Extracted data entries:
----------

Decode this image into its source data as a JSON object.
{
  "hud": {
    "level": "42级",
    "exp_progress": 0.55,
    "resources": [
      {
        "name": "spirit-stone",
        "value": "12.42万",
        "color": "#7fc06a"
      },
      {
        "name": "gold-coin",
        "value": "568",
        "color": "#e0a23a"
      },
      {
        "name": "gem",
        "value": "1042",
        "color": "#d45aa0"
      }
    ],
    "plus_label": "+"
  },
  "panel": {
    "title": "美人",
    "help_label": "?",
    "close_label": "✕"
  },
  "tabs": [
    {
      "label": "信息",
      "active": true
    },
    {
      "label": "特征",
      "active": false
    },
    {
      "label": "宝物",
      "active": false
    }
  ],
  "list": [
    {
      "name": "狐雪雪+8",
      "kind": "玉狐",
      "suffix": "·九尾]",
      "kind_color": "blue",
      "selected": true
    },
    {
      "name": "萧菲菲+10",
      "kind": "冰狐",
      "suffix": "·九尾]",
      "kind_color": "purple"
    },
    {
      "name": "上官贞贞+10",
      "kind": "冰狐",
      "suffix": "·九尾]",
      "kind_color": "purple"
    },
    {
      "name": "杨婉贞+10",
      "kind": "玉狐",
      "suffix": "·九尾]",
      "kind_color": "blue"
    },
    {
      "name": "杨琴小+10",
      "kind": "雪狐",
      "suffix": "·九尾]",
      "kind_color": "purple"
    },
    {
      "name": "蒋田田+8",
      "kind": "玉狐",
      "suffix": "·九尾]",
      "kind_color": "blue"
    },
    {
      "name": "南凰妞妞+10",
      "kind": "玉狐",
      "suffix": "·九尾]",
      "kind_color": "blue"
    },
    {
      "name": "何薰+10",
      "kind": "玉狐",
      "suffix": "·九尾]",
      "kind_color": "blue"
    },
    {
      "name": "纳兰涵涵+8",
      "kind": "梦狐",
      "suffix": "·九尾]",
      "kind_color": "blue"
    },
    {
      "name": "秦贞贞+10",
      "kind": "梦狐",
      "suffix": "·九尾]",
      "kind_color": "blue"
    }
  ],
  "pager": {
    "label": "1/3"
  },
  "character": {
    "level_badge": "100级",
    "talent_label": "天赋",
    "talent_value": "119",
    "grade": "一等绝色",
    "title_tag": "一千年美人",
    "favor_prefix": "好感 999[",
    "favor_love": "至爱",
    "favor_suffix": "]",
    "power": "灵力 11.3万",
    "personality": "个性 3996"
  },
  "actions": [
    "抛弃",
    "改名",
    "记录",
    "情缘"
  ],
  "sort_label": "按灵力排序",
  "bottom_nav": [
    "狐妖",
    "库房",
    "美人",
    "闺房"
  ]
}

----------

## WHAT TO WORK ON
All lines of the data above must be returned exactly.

## ANSWER SPACE
Decode this image into its source data as a JSON object.
{
  "hud": {
    "level": "42级",
    "exp_progress": 0.55,
    "resources": [
      {
        "name": "spirit-stone",
        "value": "12.42万",
        "color": "#7fc06a"
      },
      {
        "name": "gold-coin",
        "value": "568",
        "color": "#e0a23a"
      },
      {
        "name": "gem",
        "value": "1042",
        "color": "#d45aa0"
      }
    ],
    "plus_label": "+"
  },
  "panel": {
    "title": "美人",
    "help_label": "?",
    "close_label": "✕"
  },
  "tabs": [
    {
      "label": "信息",
      "active": true
    },
    {
      "label": "特征",
      "active": false
    },
    {
      "label": "宝物",
      "active": false
    }
  ],
  "list": [
    {
      "name": "狐雪雪+8",
      "kind": "玉狐",
      "suffix": "·九尾]",
      "kind_color": "blue",
      "selected": true
    },
    {
      "name": "萧菲菲+10",
      "kind": "冰狐",
      "suffix": "·九尾]",
      "kind_color": "purple"
    },
    {
      "name": "上官贞贞+10",
      "kind": "冰狐",
      "suffix": "·九尾]",
      "kind_color": "purple"
    },
    {
      "name": "杨婉贞+10",
      "kind": "玉狐",
      "suffix": "·九尾]",
      "kind_color": "blue"
    },
    {
      "name": "杨琴小+10",
      "kind": "雪狐",
      "suffix": "·九尾]",
      "kind_color": "purple"
    },
    {
      "name": "蒋田田+8",
      "kind": "玉狐",
      "suffix": "·九尾]",
      "kind_color": "blue"
    },
    {
      "name": "南凰妞妞+10",
      "kind": "玉狐",
      "suffix": "·九尾]",
      "kind_color": "blue"
    },
    {
      "name": "何薰+10",
      "kind": "玉狐",
      "suffix": "·九尾]",
      "kind_color": "blue"
    },
    {
      "name": "纳兰涵涵+8",
      "kind": "梦狐",
      "suffix": "·九尾]",
      "kind_color": "blue"
    },
    {
      "name": "秦贞贞+10",
      "kind": "梦狐",
      "suffix": "·九尾]",
      "kind_color": "blue"
    }
  ],
  "pager": {
    "label": "1/3"
  },
  "character": {
    "level_badge": "100级",
    "talent_label": "天赋",
    "talent_value": "119",
    "grade": "一等绝色",
    "title_tag": "一千年美人",
    "favor_prefix": "好感 999[",
    "favor_love": "至爱",
    "favor_suffix": "]",
    "power": "灵力 11.3万",
    "personality": "个性 3996"
  },
  "actions": [
    "抛弃",
    "改名",
    "记录",
    "情缘"
  ],
  "sort_label": "按灵力排序",
  "bottom_nav": [
    "狐妖",
    "库房",
    "美人",
    "闺房"
  ]
}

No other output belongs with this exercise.